Telephone Exchange

As early as 1921, the firm has their own private branch telephone exchange installed, connected to the Loughborough public exchange, consisting of two external lines (Loughborough 691 and 692) and five internal lines. This was long before deregulation, which meant that the Post Office Telegrams Contracts Department at No. 150, London Road Leicester were responsible for approving installation but were also responsible for installing all the internal wiring.
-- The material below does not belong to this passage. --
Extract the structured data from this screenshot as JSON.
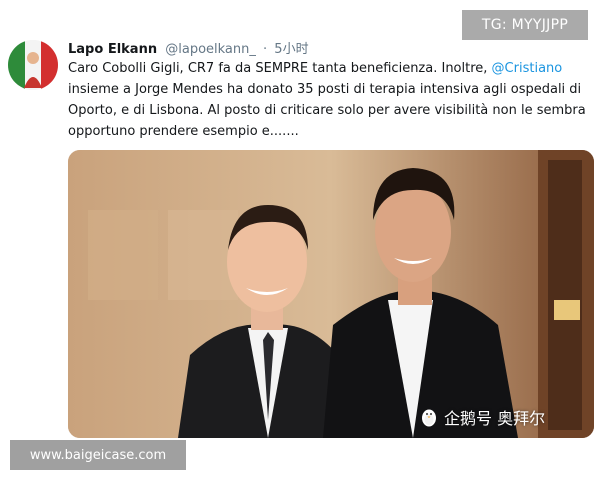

The annual rental, payable quarterly, for these two external lines amounted £14; whilst the annual rental of five internal lines should have £15 (£11 5s. for the extensions and £3 15s. for the additional wiring), although the firm were only charged £12. Interestingly it was not one of the firm’s directors who signed the contract but John Henry Frederick Cunningham, the firm’s costing clerk (See Chapter 6).
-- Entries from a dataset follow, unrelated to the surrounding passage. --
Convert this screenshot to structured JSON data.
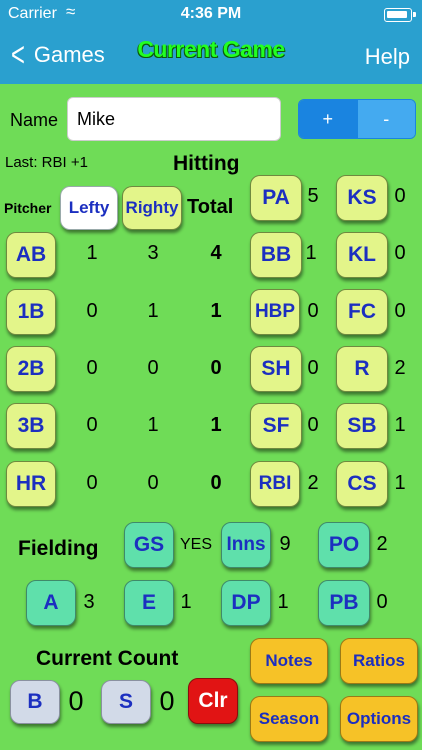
{
  "status": {
    "carrier": "Carrier",
    "time": "4:36 PM"
  },
  "nav": {
    "back": "Games",
    "title": "Current Game",
    "help": "Help"
  },
  "name": {
    "label": "Name",
    "value": "Mike"
  },
  "stepper": {
    "plus": "+",
    "minus": "-"
  },
  "last_action": "Last: RBI +1",
  "hitting_title": "Hitting",
  "pitcher_label": "Pitcher",
  "total_label": "Total",
  "pitcher_buttons": {
    "lefty": "Lefty",
    "righty": "Righty"
  },
  "hitting_rows": [
    {
      "label": "AB",
      "lefty": "1",
      "righty": "3",
      "total": "4"
    },
    {
      "label": "1B",
      "lefty": "0",
      "righty": "1",
      "total": "1"
    },
    {
      "label": "2B",
      "lefty": "0",
      "righty": "0",
      "total": "0"
    },
    {
      "label": "3B",
      "lefty": "0",
      "righty": "1",
      "total": "1"
    },
    {
      "label": "HR",
      "lefty": "0",
      "righty": "0",
      "total": "0"
    }
  ],
  "stats": [
    {
      "label": "PA",
      "value": "5"
    },
    {
      "label": "KS",
      "value": "0"
    },
    {
      "label": "BB",
      "value": "1"
    },
    {
      "label": "KL",
      "value": "0"
    },
    {
      "label": "HBP",
      "value": "0"
    },
    {
      "label": "FC",
      "value": "0"
    },
    {
      "label": "SH",
      "value": "0"
    },
    {
      "label": "R",
      "value": "2"
    },
    {
      "label": "SF",
      "value": "0"
    },
    {
      "label": "SB",
      "value": "1"
    },
    {
      "label": "RBI",
      "value": "2"
    },
    {
      "label": "CS",
      "value": "1"
    }
  ],
  "fielding": {
    "title": "Fielding",
    "gs": {
      "label": "GS",
      "value": "YES"
    },
    "inns": {
      "label": "Inns",
      "value": "9"
    },
    "po": {
      "label": "PO",
      "value": "2"
    },
    "a": {
      "label": "A",
      "value": "3"
    },
    "e": {
      "label": "E",
      "value": "1"
    },
    "dp": {
      "label": "DP",
      "value": "1"
    },
    "pb": {
      "label": "PB",
      "value": "0"
    }
  },
  "count": {
    "title": "Current Count",
    "b": {
      "label": "B",
      "value": "0"
    },
    "s": {
      "label": "S",
      "value": "0"
    },
    "clr": "Clr"
  },
  "menu": {
    "notes": "Notes",
    "ratios": "Ratios",
    "season": "Season",
    "options": "Options"
  },
  "colors": {
    "bar": "#2aa0cf",
    "background": "#6fdc57",
    "title": "#22ff22",
    "accent": "#1a84e0"
  }
}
The firm first had a single external telephone line (Telephone No: Loughborough 6) installed around 1896; by 1912, this number had changed to Loughborough 596. Despite having a telephone for over twenty years the firm rarely, if ever, used it in advertising material, preferring to be contacted by post. However, when the exchange was installed they starting incorporating the two numbers in to their adverts. By the early 1930s they were only advertising one number – 691.

Post Office Telephones Letter regarding new exchange

In September 1935, Post Office Telephones wrote to the firm informing them of the preparations that were underway regarding the new automated telephone exchange being installed in the town[1]. The letter also confirmed that they would replace the firms’ existing telephone installation with one that was compatible with the new exchange. The implementation of the new automated exchange meant adopting a four-figure numbering system, changing the firm’s number from 691 to 2691. These new numbers were made available well in advance of cutting over to the new exchange, by programming all those exchanges with direct links with the existing Loughborough exchange, to be able to transfer the old three-digit number to the new number[2]. The new exchange also allowed hunting groups to be set-up, for those with two or more lines. One of the major advantages of the new system was that all local calls could be dialled directly by entering a two-digit prefix, instead of having to go through the operator, e.g. 55 for Quorn; 64 for Hathern; 54 for Ashbourne, Castle Donington, Derby, Matlock, Melbourne and Mickleover. Such was the planning by the Post Office, that not only did they visit every subscriber to explain the new system; they installed a miniature model of the new exchange in the Post Office. This was made available to the public daily, between the hours of 9 a.m. and 7:30 p.m., showing a step by step explanation of how to make calls with the new system, including understanding the meaning of the new tones, etc.[3]. The switchover took place without incident on 6th June 1936, taking only a couple of minutes to complete. At the time, Loughborough had about 800 telephone lines, making about 5,000 calls per day and was one of the first towns (as opposed to cities) in the country to install the new exchange[4].

It is difficult to understand how important the telephone was to the firm at the time. Their accounts[5] for the period, which combined postage, telegrams and telephone into a single figure, shows a steady year on year increase from 1931 (£139 6s. 3d.) to a peak in 1936 (£189 9s. 5d.) before declining upto 1939 (£142 2s. 1d.).


References:

  1. Private Records.
  2. The Loughborough Echo, 6th December 1935.
  3. The Loughborough Echo, 15th May 1935.
  4. The Loughborough Echo, 12th June 1935.
  5. Leicestershire Record Office ref: DE2121/08.